[Opening GIVEN RECORDS section]

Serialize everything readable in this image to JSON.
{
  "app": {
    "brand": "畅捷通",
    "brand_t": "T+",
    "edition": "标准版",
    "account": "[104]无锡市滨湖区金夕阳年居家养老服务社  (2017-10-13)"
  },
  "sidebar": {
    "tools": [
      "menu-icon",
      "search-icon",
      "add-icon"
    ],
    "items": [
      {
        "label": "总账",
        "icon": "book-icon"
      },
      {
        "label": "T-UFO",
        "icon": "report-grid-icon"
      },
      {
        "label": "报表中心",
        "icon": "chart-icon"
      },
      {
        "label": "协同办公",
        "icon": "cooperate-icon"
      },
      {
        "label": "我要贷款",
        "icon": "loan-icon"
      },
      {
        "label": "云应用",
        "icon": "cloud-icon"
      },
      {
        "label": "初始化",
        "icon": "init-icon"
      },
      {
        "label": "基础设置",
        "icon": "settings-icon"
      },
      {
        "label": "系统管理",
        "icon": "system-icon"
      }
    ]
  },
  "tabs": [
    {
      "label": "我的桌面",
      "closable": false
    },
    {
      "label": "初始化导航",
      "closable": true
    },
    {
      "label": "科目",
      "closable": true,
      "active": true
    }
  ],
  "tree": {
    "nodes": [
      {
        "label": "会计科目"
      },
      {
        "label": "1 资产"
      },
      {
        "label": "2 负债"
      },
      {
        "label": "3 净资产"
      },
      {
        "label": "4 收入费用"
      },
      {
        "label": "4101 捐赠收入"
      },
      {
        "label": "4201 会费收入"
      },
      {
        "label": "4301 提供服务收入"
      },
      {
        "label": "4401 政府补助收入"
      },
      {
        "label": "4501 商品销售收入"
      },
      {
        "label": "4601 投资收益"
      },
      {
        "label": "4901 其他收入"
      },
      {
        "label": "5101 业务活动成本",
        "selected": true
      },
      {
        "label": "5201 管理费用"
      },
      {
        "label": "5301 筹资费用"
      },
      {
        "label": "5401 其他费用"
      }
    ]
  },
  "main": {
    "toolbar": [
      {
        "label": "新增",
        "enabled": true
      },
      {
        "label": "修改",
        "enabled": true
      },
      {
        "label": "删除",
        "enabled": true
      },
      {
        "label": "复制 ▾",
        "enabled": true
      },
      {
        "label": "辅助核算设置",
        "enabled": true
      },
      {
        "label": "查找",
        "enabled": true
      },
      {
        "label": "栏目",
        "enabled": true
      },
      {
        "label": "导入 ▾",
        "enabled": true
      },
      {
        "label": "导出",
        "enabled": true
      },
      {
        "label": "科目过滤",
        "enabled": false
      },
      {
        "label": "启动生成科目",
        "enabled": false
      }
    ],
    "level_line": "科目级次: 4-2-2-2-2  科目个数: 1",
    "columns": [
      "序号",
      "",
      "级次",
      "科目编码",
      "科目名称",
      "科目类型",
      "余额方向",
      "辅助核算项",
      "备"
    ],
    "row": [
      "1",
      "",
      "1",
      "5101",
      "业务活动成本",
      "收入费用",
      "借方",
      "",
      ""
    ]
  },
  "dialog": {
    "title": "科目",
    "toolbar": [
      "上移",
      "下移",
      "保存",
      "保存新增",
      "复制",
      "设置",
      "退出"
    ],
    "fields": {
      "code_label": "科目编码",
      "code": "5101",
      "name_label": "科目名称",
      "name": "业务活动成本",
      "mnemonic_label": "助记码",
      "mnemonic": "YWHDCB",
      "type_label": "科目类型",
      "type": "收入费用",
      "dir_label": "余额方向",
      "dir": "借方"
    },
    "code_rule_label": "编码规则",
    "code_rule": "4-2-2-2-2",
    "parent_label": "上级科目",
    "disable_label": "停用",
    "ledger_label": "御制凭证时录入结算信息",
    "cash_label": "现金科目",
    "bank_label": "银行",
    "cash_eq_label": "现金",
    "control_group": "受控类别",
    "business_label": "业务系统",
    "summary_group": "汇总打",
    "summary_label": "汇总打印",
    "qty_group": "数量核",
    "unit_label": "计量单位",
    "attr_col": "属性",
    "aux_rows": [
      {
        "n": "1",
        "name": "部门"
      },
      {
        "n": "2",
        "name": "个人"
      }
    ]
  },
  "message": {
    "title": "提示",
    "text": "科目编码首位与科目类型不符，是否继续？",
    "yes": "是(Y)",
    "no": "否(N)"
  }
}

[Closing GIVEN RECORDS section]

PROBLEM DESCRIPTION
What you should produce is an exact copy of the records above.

SOLUTION BELOW
Serialize everything readable in this image to JSON.
{
  "app": {
    "brand": "畅捷通",
    "brand_t": "T+",
    "edition": "标准版",
    "account": "[104]无锡市滨湖区金夕阳年居家养老服务社  (2017-10-13)"
  },
  "sidebar": {
    "tools": [
      "menu-icon",
      "search-icon",
      "add-icon"
    ],
    "items": [
      {
        "label": "总账",
        "icon": "book-icon"
      },
      {
        "label": "T-UFO",
        "icon": "report-grid-icon"
      },
      {
        "label": "报表中心",
        "icon": "chart-icon"
      },
      {
        "label": "协同办公",
        "icon": "cooperate-icon"
      },
      {
        "label": "我要贷款",
        "icon": "loan-icon"
      },
      {
        "label": "云应用",
        "icon": "cloud-icon"
      },
      {
        "label": "初始化",
        "icon": "init-icon"
      },
      {
        "label": "基础设置",
        "icon": "settings-icon"
      },
      {
        "label": "系统管理",
        "icon": "system-icon"
      }
    ]
  },
  "tabs": [
    {
      "label": "我的桌面",
      "closable": false
    },
    {
      "label": "初始化导航",
      "closable": true
    },
    {
      "label": "科目",
      "closable": true,
      "active": true
    }
  ],
  "tree": {
    "nodes": [
      {
        "label": "会计科目"
      },
      {
        "label": "1 资产"
      },
      {
        "label": "2 负债"
      },
      {
        "label": "3 净资产"
      },
      {
        "label": "4 收入费用"
      },
      {
        "label": "4101 捐赠收入"
      },
      {
        "label": "4201 会费收入"
      },
      {
        "label": "4301 提供服务收入"
      },
      {
        "label": "4401 政府补助收入"
      },
      {
        "label": "4501 商品销售收入"
      },
      {
        "label": "4601 投资收益"
      },
      {
        "label": "4901 其他收入"
      },
      {
        "label": "5101 业务活动成本",
        "selected": true
      },
      {
        "label": "5201 管理费用"
      },
      {
        "label": "5301 筹资费用"
      },
      {
        "label": "5401 其他费用"
      }
    ]
  },
  "main": {
    "toolbar": [
      {
        "label": "新增",
        "enabled": true
      },
      {
        "label": "修改",
        "enabled": true
      },
      {
        "label": "删除",
        "enabled": true
      },
      {
        "label": "复制 ▾",
        "enabled": true
      },
      {
        "label": "辅助核算设置",
        "enabled": true
      },
      {
        "label": "查找",
        "enabled": true
      },
      {
        "label": "栏目",
        "enabled": true
      },
      {
        "label": "导入 ▾",
        "enabled": true
      },
      {
        "label": "导出",
        "enabled": true
      },
      {
        "label": "科目过滤",
        "enabled": false
      },
      {
        "label": "启动生成科目",
        "enabled": false
      }
    ],
    "level_line": "科目级次: 4-2-2-2-2  科目个数: 1",
    "columns": [
      "序号",
      "",
      "级次",
      "科目编码",
      "科目名称",
      "科目类型",
      "余额方向",
      "辅助核算项",
      "备"
    ],
    "row": [
      "1",
      "",
      "1",
      "5101",
      "业务活动成本",
      "收入费用",
      "借方",
      "",
      ""
    ]
  },
  "dialog": {
    "title": "科目",
    "toolbar": [
      "上移",
      "下移",
      "保存",
      "保存新增",
      "复制",
      "设置",
      "退出"
    ],
    "fields": {
      "code_label": "科目编码",
      "code": "5101",
      "name_label": "科目名称",
      "name": "业务活动成本",
      "mnemonic_label": "助记码",
      "mnemonic": "YWHDCB",
      "type_label": "科目类型",
      "type": "收入费用",
      "dir_label": "余额方向",
      "dir": "借方"
    },
    "code_rule_label": "编码规则",
    "code_rule": "4-2-2-2-2",
    "parent_label": "上级科目",
    "disable_label": "停用",
    "ledger_label": "御制凭证时录入结算信息",
    "cash_label": "现金科目",
    "bank_label": "银行",
    "cash_eq_label": "现金",
    "control_group": "受控类别",
    "business_label": "业务系统",
    "summary_group": "汇总打",
    "summary_label": "汇总打印",
    "qty_group": "数量核",
    "unit_label": "计量单位",
    "attr_col": "属性",
    "aux_rows": [
      {
        "n": "1",
        "name": "部门"
      },
      {
        "n": "2",
        "name": "个人"
      }
    ]
  },
  "message": {
    "title": "提示",
    "text": "科目编码首位与科目类型不符，是否继续？",
    "yes": "是(Y)",
    "no": "否(N)"
  }
}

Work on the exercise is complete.